Andre Lower
Andre Lower
1 year ago

Let’s see: Kat’s article last paragraph enunciated the advice to avoid Thanksgiving travel as an assault on individual liberties, rather than the painfully, obviously sound advice that it is on the grounds of public health. And Kat has the nerve of stating that “everything gets politicized these days”!
Kat is the one politicizing a clearly non-political piece of sound advice. She digs up a hole, then complains about it and places a warning sign “beware of the hole” besides it…
The only political bit of the article is Kat’s shameless defense of her own ignorance – “you blue people are oppressing me because I am proud of my ignorance!”.
So here’s the deal Kat: you are free to enjoy your precious ignorance as much as you want, except when it causes harm to other citizens. And there is nothing political in this arrangement, it is called civilization. You’re welcome.

Carl Goulding
Carl Goulding
1 year ago
Reply to  Andre Lower

Definition of civilization: a highly developed culture, including its social organization, government, laws, and arts, or the culture of a social group or country at a particular time. So which one of America’s civilizations is right and which one is wrong?

7882 fremic
7882 fremic
1 year ago
Reply to  Andre Lower

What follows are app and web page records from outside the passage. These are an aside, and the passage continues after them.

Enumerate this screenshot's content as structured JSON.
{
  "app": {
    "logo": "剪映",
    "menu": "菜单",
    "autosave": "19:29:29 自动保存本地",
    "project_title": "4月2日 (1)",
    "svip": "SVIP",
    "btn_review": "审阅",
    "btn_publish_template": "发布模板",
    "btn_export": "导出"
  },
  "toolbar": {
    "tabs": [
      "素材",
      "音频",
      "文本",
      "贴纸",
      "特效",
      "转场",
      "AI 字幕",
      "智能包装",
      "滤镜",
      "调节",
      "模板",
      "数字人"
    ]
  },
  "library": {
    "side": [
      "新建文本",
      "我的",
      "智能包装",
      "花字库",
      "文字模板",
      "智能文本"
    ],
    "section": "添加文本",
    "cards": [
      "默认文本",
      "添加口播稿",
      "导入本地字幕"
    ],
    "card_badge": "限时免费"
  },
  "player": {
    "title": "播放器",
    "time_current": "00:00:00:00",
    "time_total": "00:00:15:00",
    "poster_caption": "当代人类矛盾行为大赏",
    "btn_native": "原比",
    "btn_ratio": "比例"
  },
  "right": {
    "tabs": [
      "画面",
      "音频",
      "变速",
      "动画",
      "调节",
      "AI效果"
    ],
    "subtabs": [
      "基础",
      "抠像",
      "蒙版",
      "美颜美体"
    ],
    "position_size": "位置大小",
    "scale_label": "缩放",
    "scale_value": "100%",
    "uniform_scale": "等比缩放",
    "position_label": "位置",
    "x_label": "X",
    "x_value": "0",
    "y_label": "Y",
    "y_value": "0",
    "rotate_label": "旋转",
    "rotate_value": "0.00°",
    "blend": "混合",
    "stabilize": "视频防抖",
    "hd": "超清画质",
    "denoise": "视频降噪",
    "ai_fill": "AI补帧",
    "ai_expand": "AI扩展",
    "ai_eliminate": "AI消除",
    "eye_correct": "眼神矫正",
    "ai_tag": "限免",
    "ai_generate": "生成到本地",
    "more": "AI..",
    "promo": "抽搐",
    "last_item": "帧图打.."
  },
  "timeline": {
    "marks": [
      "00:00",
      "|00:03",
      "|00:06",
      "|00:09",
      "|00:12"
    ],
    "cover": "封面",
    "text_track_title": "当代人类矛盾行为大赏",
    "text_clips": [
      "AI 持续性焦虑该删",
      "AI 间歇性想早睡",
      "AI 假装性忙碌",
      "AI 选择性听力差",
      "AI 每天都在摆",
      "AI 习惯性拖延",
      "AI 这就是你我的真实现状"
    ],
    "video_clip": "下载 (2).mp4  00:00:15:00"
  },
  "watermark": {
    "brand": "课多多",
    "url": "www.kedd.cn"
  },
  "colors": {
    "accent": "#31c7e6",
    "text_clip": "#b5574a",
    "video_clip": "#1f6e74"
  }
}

“And there is nothing political in this arrangement, it is called civilization.”Civilization is Political! That is what it is. In Sparta they exposed the frail elderly to the elements to kill them, as they did to any baby lacking perfection to keep resources for the strong (If I remember rightly, as did the Inuit and many others).

Now in the West we sacrifice the young (loss of never to be recovered education, and health screenings, and beginning jobs) to preserve the extremely frail elderly. Lots of kinds of civilization. Your chauvinistic belief in the one which exists in your mind does not mean it is superior to other possible ones. Lots of things need taken in, not just the old ‘If it saves one life….’